[Start of section]
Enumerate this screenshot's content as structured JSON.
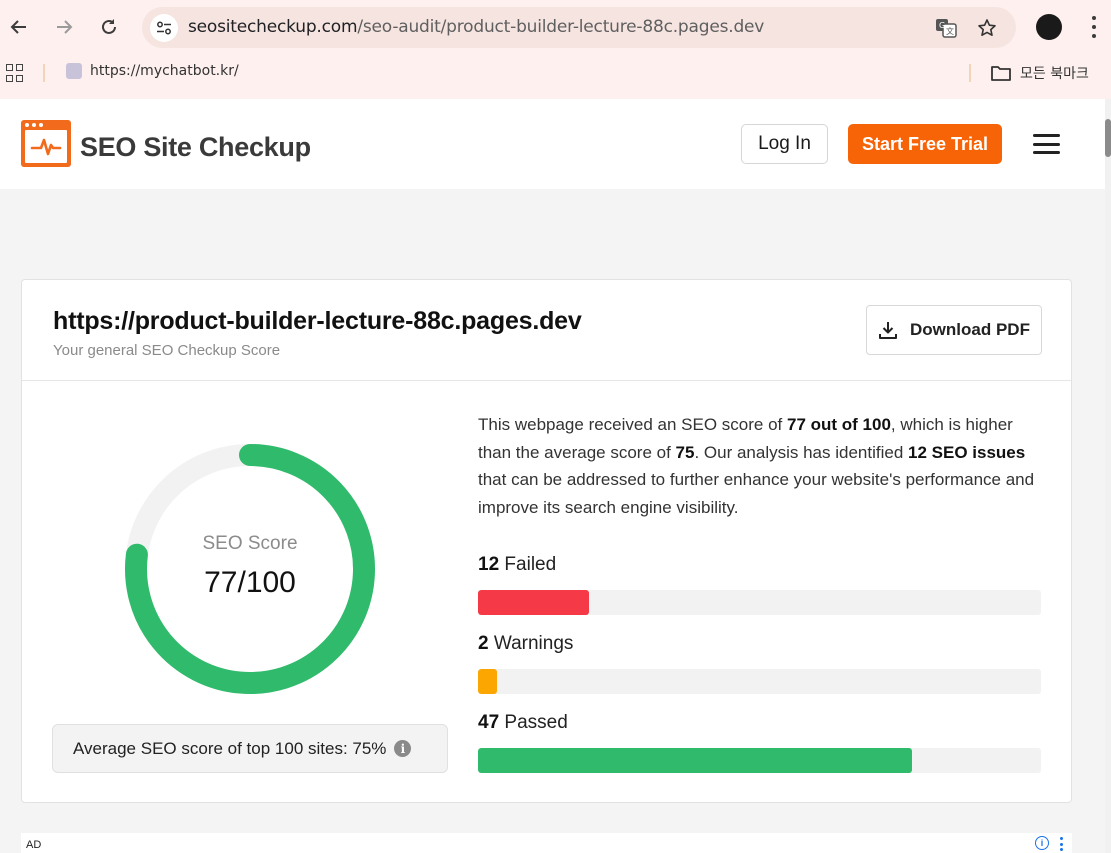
{
  "browser": {
    "url_host": "seositecheckup.com",
    "url_path": "/seo-audit/product-builder-lecture-88c.pages.dev",
    "bookmark": "https://mychatbot.kr/",
    "bookmarks_folder": "모든 북마크"
  },
  "header": {
    "logo_text": "SEO Site Checkup",
    "login_label": "Log In",
    "trial_label": "Start Free Trial",
    "brand_color": "#f76407"
  },
  "report": {
    "site_url": "https://product-builder-lecture-88c.pages.dev",
    "subtitle": "Your general SEO Checkup Score",
    "download_label": "Download PDF",
    "gauge_label": "SEO Score",
    "score_text": "77/100",
    "score": 77,
    "score_max": 100,
    "avg_text": "Average SEO score of top 100 sites: 75%",
    "summary": {
      "p1": "This webpage received an SEO score of ",
      "b1": "77 out of 100",
      "p2": ", which is higher than the average score of ",
      "b2": "75",
      "p3": ". Our analysis has identified ",
      "b3": "12 SEO issues",
      "p4": " that can be addressed to further enhance your website's performance and improve its search engine visibility."
    },
    "stats": [
      {
        "count": "12",
        "label": "Failed",
        "fraction": 0.197,
        "color": "#f53946"
      },
      {
        "count": "2",
        "label": "Warnings",
        "fraction": 0.033,
        "color": "#fba601"
      },
      {
        "count": "47",
        "label": "Passed",
        "fraction": 0.77,
        "color": "#2fbb6b"
      }
    ],
    "gauge_color": "#2fbb6b",
    "track_color": "#f2f2f2"
  },
  "ad": {
    "label": "AD",
    "info_glyph": "i"
  }
}
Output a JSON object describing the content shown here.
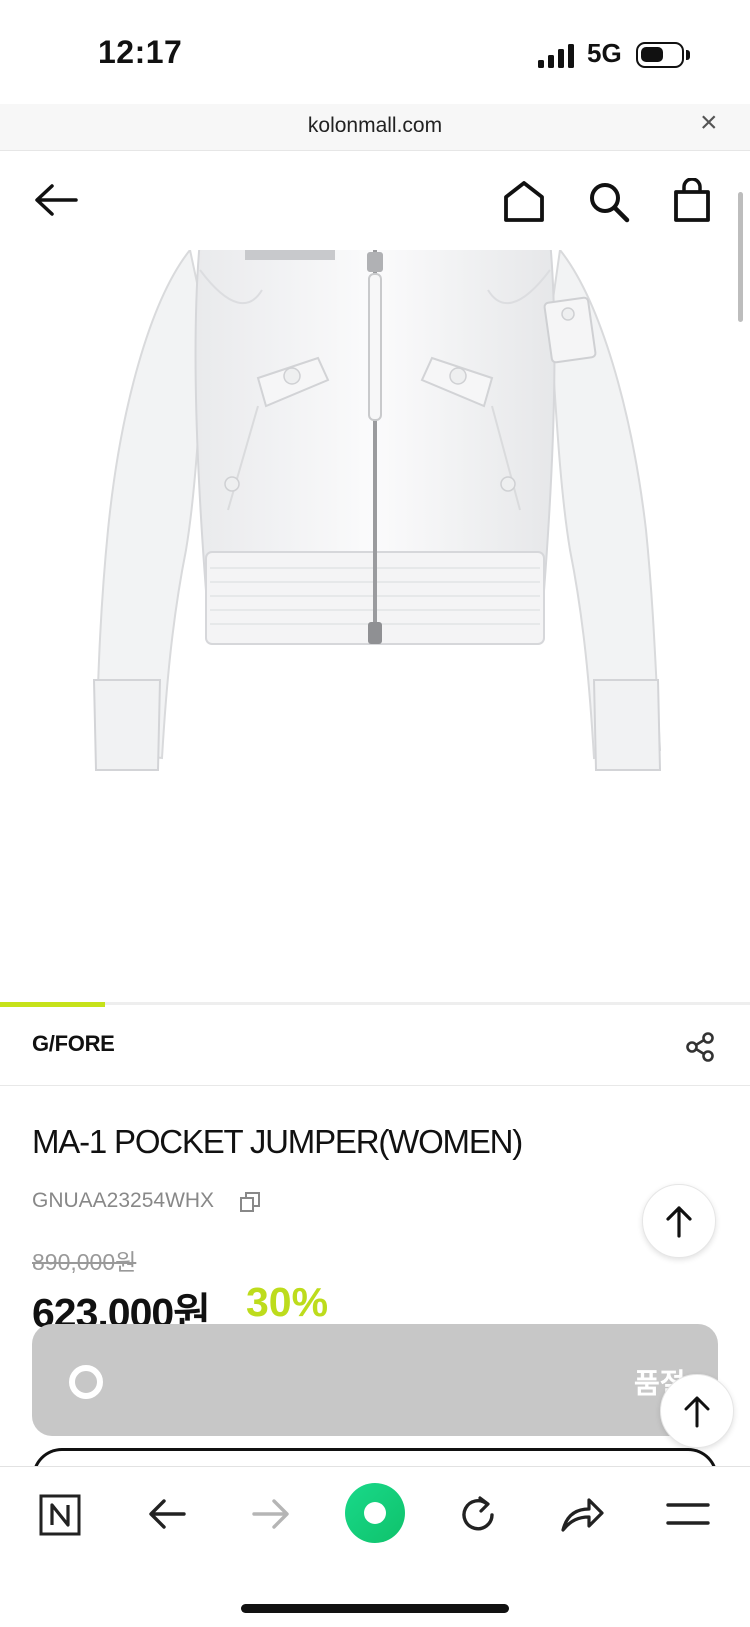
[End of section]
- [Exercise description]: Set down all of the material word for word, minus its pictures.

- [Response to the task]:
Enumerate this screenshot's content as structured JSON.
{
  "browser": {
    "url_host": "seositecheckup.com",
    "url_path": "/seo-audit/product-builder-lecture-88c.pages.dev",
    "bookmark": "https://mychatbot.kr/",
    "bookmarks_folder": "모든 북마크"
  },
  "header": {
    "logo_text": "SEO Site Checkup",
    "login_label": "Log In",
    "trial_label": "Start Free Trial",
    "brand_color": "#f76407"
  },
  "report": {
    "site_url": "https://product-builder-lecture-88c.pages.dev",
    "subtitle": "Your general SEO Checkup Score",
    "download_label": "Download PDF",
    "gauge_label": "SEO Score",
    "score_text": "77/100",
    "score": 77,
    "score_max": 100,
    "avg_text": "Average SEO score of top 100 sites: 75%",
    "summary": {
      "p1": "This webpage received an SEO score of ",
      "b1": "77 out of 100",
      "p2": ", which is higher than the average score of ",
      "b2": "75",
      "p3": ". Our analysis has identified ",
      "b3": "12 SEO issues",
      "p4": " that can be addressed to further enhance your website's performance and improve its search engine visibility."
    },
    "stats": [
      {
        "count": "12",
        "label": "Failed",
        "fraction": 0.197,
        "color": "#f53946"
      },
      {
        "count": "2",
        "label": "Warnings",
        "fraction": 0.033,
        "color": "#fba601"
      },
      {
        "count": "47",
        "label": "Passed",
        "fraction": 0.77,
        "color": "#2fbb6b"
      }
    ],
    "gauge_color": "#2fbb6b",
    "track_color": "#f2f2f2"
  },
  "ad": {
    "label": "AD",
    "info_glyph": "i"
  }
}
Output a JSON object describing the content shown here.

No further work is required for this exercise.